13 May 2012
The entrance of the Hellespont
I visited Turkey and returned with some new photos. You can find them on the pages dedicated Tenedos, Abydus, to Adana (a nice photo of Hadrian), the Hellespont, Alexandria in the Troad, Alexandria near Issus, the river Scamander (I like this page because it combines photos from four places), and the funeral mound of Caracalla’s favorite Festus at Üvecik Tepe (scroll down a bit). It’s mostly from museums I visited, and not really important.
There’s also a photo of the battlefield at Aigospotamoi, but the steep shoreline on the site made me wonder whether the identification was right.
16 December 2007
Today, I went to Bonn with three friends, to see the exhibition “Ägyptens versunkene Schätze“. You can see many objects that were found by divers in the lagoon of Alexandria, and must have belonged to the residential area of the palace of the Ptolemaic kings.
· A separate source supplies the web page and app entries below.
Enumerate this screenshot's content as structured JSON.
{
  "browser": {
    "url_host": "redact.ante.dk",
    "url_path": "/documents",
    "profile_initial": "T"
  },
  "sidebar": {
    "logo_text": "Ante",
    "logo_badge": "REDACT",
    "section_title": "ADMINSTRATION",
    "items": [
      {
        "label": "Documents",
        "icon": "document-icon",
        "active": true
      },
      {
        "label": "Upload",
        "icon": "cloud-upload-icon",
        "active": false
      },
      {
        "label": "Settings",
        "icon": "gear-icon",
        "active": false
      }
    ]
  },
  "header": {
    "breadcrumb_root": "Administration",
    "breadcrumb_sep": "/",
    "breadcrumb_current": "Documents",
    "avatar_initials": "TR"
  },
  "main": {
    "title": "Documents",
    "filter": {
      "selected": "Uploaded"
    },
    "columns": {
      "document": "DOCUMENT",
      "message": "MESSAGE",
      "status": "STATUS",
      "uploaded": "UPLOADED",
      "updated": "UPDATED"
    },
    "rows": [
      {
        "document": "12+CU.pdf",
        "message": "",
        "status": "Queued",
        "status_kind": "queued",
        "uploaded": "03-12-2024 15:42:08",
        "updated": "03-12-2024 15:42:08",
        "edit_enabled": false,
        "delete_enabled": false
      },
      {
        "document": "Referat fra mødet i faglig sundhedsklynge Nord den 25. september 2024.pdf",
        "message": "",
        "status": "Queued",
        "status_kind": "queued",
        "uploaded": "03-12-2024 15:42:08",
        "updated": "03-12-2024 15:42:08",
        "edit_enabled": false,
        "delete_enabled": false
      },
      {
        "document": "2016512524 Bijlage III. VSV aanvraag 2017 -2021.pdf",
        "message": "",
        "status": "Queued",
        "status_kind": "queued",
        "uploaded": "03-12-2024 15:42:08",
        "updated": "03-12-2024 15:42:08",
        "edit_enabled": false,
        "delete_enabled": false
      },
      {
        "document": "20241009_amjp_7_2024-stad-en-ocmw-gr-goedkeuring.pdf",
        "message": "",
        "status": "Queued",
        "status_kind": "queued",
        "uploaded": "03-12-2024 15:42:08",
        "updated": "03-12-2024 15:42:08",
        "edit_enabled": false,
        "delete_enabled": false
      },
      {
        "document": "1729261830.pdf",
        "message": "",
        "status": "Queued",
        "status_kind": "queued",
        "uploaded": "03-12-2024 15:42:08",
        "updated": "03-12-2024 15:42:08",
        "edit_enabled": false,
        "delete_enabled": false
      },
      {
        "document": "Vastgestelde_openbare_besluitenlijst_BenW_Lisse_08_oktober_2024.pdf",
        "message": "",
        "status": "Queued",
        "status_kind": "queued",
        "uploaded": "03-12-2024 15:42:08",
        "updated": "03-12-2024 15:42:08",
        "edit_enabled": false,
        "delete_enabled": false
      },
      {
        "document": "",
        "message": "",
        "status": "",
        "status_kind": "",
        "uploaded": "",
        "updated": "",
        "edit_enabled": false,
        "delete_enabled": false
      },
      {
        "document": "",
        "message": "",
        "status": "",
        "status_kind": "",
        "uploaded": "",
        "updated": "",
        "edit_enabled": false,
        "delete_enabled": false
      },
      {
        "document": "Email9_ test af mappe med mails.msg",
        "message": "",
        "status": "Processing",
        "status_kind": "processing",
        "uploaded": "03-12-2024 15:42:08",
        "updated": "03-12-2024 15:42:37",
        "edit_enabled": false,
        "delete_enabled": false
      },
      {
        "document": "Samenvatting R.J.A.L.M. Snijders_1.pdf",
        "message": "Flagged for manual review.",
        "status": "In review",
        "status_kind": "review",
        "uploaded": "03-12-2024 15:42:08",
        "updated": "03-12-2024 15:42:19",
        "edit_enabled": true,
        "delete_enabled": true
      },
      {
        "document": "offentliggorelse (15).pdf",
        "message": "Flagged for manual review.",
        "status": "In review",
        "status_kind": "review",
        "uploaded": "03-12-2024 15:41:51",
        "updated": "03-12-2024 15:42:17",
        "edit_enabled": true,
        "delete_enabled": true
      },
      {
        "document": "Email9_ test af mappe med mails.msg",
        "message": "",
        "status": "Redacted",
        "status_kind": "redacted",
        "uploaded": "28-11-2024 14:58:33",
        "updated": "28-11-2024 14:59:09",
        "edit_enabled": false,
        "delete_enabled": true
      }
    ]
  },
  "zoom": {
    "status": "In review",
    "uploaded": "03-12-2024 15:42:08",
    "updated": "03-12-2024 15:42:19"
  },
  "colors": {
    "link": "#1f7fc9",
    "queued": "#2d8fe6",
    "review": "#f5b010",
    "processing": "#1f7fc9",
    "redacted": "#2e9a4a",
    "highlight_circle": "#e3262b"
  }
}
Some objects were really beautiful, like the head of the Nile god at the beginning of the exhibition and a large stela of pharaoh Nectanebo I. The displays themselves were excellent and the explanations were adequate.
Still, I was a bit disappointed. This exposition is certainly worth a visit -no doubt about that- but it must be noted that taking photos is not allowed. I sincerely regret this, because I like to study objects later, at my leisure. We bought a catalogue, but the details one wants to study are never the ones selected by professional photographers. There is something wrong here. A museum that obstructs study has something to explain.
My main objection, however, is that most objects were just art for art’s sake. There were some ceramics and coins, but utensils from daily life (which must have been the majority of the finds) were almost neglected. As a consequence, the context of the finds was missing; it was just art and some explanation, but the real questions remained unanswered. What I would have liked to know was, for example:
- Who were the artists? Greeks, Egyptians, Macedonians, others?
- Were these sculptures unique, or must we assume that other Hellenistic capitals had similar statues, busts, inscriptions?
- Did these discoveries change our perspective on Greek and Egyptian art?
Et cetera. None of these questions received an adequate answer. Instead, there were several beautiful photos,like the one to the right. Now look how carefully this photo was arranged, with the light source that illuminates the statue hidden behind the obect in the hand of the diver. I can not remember one single photo on which I could see the tools of an archaeologist, like measuring tape. Was I looking at the finds of a professional underwater excavation, or at the results of mere treasure hunting?
Oh yes, the exhibition conveyed a sense of adventure. And it was all very beautiful. But the real questions remained unanswered, and it was more show than science. Consequently, my overall impression was that it was all rather empty.